I really enjoy historical fiction. Not only do I get to read a great story but I get to learn in the process. I also love books with strong female protagonists. This book truly delivered on both counts. Told from the viewpoints of two different girls during WWII this book has action, intrigue, female bonding and so much more.
Some of the things I loved about this book:
TONS of literary and historical allusions. This book is for smart people!
A new take on WWII. I’ve read lots of books focusing on the plight of the Jewish population- which of course is very important, but this takes a different angle.
Young women in positions of importance. This is definitely a book that proves can be/do anything. Even pilot planes during war time!

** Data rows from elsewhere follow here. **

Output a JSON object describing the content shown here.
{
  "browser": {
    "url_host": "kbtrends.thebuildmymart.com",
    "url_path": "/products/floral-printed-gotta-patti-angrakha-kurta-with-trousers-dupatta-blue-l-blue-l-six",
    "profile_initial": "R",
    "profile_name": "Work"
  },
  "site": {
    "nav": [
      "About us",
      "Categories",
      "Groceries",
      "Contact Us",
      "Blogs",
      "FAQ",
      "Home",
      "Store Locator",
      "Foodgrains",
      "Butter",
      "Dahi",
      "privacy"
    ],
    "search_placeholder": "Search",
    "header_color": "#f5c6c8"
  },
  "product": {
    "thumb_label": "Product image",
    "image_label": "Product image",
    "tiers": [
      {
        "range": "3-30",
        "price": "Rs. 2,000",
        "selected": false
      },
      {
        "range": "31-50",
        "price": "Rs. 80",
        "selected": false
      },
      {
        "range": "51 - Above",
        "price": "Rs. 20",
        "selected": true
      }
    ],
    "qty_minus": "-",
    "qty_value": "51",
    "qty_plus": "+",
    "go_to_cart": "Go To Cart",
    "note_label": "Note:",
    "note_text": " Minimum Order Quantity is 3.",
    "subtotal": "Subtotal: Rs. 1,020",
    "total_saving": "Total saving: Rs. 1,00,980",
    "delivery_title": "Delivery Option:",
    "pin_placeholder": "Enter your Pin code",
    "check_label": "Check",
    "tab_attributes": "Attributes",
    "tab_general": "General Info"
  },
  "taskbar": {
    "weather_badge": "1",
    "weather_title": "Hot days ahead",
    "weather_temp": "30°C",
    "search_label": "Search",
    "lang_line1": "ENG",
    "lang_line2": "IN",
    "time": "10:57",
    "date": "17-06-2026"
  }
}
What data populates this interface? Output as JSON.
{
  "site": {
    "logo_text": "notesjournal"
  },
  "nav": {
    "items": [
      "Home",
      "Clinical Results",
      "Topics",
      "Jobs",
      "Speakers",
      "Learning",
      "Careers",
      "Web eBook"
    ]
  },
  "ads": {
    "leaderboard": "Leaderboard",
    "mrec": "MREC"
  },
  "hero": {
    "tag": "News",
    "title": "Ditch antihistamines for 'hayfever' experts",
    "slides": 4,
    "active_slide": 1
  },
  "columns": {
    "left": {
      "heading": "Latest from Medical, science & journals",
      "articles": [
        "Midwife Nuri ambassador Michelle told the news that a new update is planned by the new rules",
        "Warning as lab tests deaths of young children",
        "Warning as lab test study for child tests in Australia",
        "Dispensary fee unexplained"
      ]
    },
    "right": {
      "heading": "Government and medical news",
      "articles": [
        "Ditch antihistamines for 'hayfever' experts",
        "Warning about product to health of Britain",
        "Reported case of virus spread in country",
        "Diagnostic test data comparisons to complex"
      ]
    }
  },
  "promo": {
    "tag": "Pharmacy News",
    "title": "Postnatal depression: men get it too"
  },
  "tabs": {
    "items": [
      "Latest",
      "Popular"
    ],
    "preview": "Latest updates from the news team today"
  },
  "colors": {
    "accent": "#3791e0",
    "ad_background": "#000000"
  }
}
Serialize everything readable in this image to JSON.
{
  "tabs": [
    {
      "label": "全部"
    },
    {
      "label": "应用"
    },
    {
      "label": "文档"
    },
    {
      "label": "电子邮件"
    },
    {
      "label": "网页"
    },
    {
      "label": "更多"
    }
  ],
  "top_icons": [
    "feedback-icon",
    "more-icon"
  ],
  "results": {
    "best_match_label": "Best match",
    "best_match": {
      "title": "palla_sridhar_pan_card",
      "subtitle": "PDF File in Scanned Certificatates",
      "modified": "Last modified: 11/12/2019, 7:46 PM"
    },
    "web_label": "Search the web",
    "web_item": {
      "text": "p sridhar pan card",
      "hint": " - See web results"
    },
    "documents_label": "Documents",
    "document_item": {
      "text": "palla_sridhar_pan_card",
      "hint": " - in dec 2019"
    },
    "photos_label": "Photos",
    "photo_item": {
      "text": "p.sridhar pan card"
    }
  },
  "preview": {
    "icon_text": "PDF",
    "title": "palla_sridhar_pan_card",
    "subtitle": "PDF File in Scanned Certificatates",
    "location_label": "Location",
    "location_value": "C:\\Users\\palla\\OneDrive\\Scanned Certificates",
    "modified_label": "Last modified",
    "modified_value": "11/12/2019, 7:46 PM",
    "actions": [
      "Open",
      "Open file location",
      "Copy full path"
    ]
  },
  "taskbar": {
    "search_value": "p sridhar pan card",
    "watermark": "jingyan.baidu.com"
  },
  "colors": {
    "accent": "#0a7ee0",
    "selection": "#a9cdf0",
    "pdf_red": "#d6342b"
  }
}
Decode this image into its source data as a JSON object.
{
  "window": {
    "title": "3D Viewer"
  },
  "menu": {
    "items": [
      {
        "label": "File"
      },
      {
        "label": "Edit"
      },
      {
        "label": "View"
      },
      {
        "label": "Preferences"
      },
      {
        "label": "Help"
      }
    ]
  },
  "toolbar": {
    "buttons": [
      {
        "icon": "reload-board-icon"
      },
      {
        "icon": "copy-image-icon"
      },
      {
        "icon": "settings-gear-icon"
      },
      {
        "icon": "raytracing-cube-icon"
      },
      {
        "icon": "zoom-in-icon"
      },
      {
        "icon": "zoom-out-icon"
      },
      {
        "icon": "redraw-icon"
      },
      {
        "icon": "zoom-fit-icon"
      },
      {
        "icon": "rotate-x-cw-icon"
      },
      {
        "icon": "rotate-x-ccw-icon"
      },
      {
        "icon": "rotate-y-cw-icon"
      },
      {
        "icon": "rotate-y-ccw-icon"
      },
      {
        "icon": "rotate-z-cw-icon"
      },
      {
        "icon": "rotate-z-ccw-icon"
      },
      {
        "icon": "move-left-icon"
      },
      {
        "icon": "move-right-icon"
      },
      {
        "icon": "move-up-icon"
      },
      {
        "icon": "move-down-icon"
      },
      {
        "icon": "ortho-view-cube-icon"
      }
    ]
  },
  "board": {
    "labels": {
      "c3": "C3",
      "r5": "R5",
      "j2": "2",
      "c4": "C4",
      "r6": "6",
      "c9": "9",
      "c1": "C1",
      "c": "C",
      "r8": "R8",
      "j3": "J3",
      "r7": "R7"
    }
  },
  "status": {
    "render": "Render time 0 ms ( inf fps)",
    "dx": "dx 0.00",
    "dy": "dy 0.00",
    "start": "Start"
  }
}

I truly think this would be a great book to use in the classroom. Check out this novel guide on Teachers Pay Teachers that helps students with the vocabulary, allusions, and general comprehension.
The Lowdown: (via Scholastic)
Interest Level: Grade 10
Reading Level: Grade 6 (While this may be technically true, the dual narrator, and the allusions, along with some of the content make this book appropriate for high school.
Michael L. Printz Honor Book
Edgar Allan Poe Award for Best Young Adult Novel
Golden Kite Honor
There is somewhat of a sequel available too which I have yet to read.
Full disclosure- this is shameless self promotion.
That being said- I’ve created a packet of vocabulary activities, spelling/vocab tests, and questions to assist teachers with a 4 week long unit on Tears of A Tiger by Sharon Draper. I’ve used all of the provided information in my own classroom and was met with success. You can buy just the vocabulary packet, just the comprehension packet, or them all together as a bundle.
I recently discovered the youtube videos of “Thug Notes” where a black man gives a summary and literary analysis of classic literature using current slang popular in the urban population- and to an extent suburbia as well. I am pretty impressed with the content and analysis but am disappointed that there is some swearing and images that may be questioned in a school context. Another issue that some students have brought up- I teach primarily in urban settings- is the idea that people seem to think their students will only pay attention if we find a “rap” to teach a concept or other pointedly black forms of expression. Some of my students felt this was demeaning. I in no way think that is the idea behind these techniques- rather, we, as teachers, are struggling to keep content relevant. So what are your thoughts- do Thug Notes hit the right notes or are they in poor taste?
I had so many people suggest this novel to me that when I saw it on a clearance shelf I had to buy it. I then decided it would be my gym read… this was probably a poor choice as it took me forever to finish, but I am glad I did. The story follows a teen boy who has found 13 tapes in the mail. They were recorded immediately prior to a classmates suicide and explain how many different events affected her. There is interest and intrigue and you find yourself really invested in finding out what happens. Why does he have the tapes- how did he contribute to her depression, to her ultimate suicide? I think this would be a great discussion starter. Too often our students don’t realize the affect that they can have on others.
This book is definitely a high school level book. There are discussions of alcohol use, sexual encounters, sexual assault and other serious topics. However, there are CLEAR consequences to these actions that I think are appropriately handled. I think it would make a great classroom read. The main character is a male, but the suicide victim is a female so I see it appealing to both genders.
I recently spent 5 hours straight reading The Help by Kathryn Stockett. I really enjoyed this story. Many of you have probably seen the movie or heard the hype and I have to say I agree. This is a fantastic book. While not a YA book I could see this being in a high school classroom. It’s very female centered which I think would be great at an all-girls school. The content is appropriate an it is an interesting look at a point in history in the southern United States. I’d be curious to find if teachers have started embracing this yet.
What did you think? Was it worth the hype? Would you use it in a classroom? Should I see the movie?
LOVE. This sequel to The Hunger Games definitely expands upon and lives up to the first book of the trilogy. Following the lives of the characters post Hunger Games we continue to be invested in their fates. I was hooked from page one, and read this book very quickly. I finished it on a snow day- and was SO upset that I didn’t have Mockingjay at my apartment with me. A complete page turner, the ending made me very eager to read the next, and final book.
As with The Hunger Games I see this book appealing to both male and female readers. As I mention below, Scholastic has the interest level being grades 6-8 but I feel the themes and content are more appropriate starting at 7th grade and going up to 10th (for in the classroom- older students would also enjoy it!).
The Lowdown: (from Scholastic.com)
Interest Level: 6-8 (I think this is a little off- I’d say more 7-10)
Grade Level: 5.4
Banned Books Week is over, but as we are well aware the banning never stops. In Laurie Halse Anderson’s livejournal today she linked to this post written by a teacher who had to face censorship full on a few years ago. This post is so heartfelt and honest and inspiring. This woman is the type of teacher I hope to be someday. I’m bookmarking the post so that I can go back to it and re-read it whenever I, as a teacher, am getting discouraged.
Have you ever been challenged for the books you’ve had students or teens read?